Petro-Canada says that most of its gas stations are once again able to accept credit and debit card payments, as the recovery process continues after parent company Suncor Energy was hit by a cyber attack in late June.
Ransomware is heavily suspected, but not yet confirmed in the cyber attack that sent Petro-Canada gas stations into “cash only” mode for several days. The chain is the retail arm of one of Canada’s largest gasoline producers, with more than a thousand locations across the nation. While most stations can reportedly now take credit card payments again, customers should anticipate that some here and there might still be dealing only in cash and that loyalty points may not be available.
Gas stations recovering card payments, but loyalty and pass program access remains spotty
In the final days of June, many customers were taken by surprise when they pulled into Petro-Canada gas stations only to find “cash only” signs flying. The issue was not uncommon as the chain is one of the largest in the country.
As of early July, things appear to be getting back on track. However, customers may still have issues with their loyalty program points and season passes for car washes that they may have purchased. The gas stations allow customers to pay for fuel-ups and other items with their loyalty points, and that functionality was taken out along with the card payment systems after the cyber attack hit Suncor.
While it remains unclear who the culprits were, a Canadian intelligence agency (the Communications Security Establishment) issued a public warning regarding the oil and gas industry just a few days before the cyber attack. The agency said that non-state (but apparently quite nationalist) threat actors were planning to target the industry, particularly the consumer end of it (such as gas stations), as a means of reducing general public support for Canadian aid to Ukraine. State-backed Russian hacking teams definitely have a documented interest in attacking Canada’s gas supply, but they tend to be interested more in pipelines than retail pumps.
Cyber attack reportedly did not impact personal information
There has not been a major update from Suncor since its initial press release a week ago, but the company has said that no personal information was compromised in the attack. If that is true, it appears to be a fairly straightforward ransomware attack without data exfiltration or extortion.

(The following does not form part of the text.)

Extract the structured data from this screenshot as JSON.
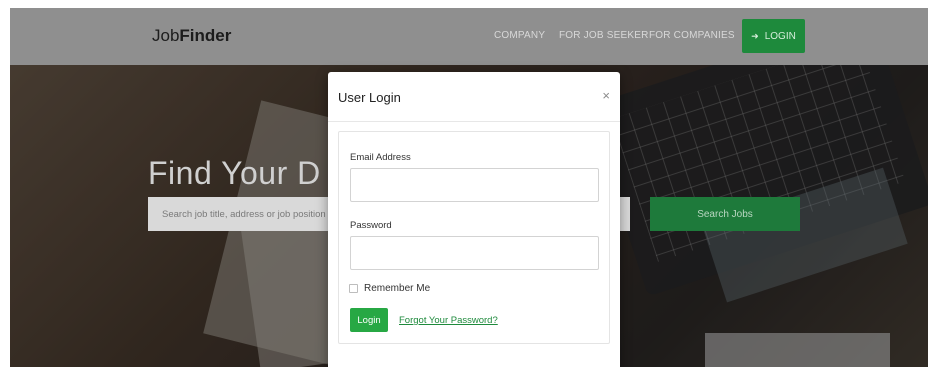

As to how a ransomware attack on Suncor might have led to the payment systems at gas stations being locked up, the likely culprit is a Windows system that manages the pumps. Gas pumps have shipped with Windows since at least 2006, and Linux-based pump management systems have even been spotted in the wild in recent years. Unfortunately, some of these pumps are running extremely outdated versions of Windows (such as CE and XP) and are not designed to be upgraded.
There appears to also be some connection to the loyalty program along these lines, as customers were not able to earn or use points during much of the recovery period, or even to log into their accounts online. And those that purchased carwash season passes, which allow for several months of daily washes for a flat price, were also not able to make use of the benefit.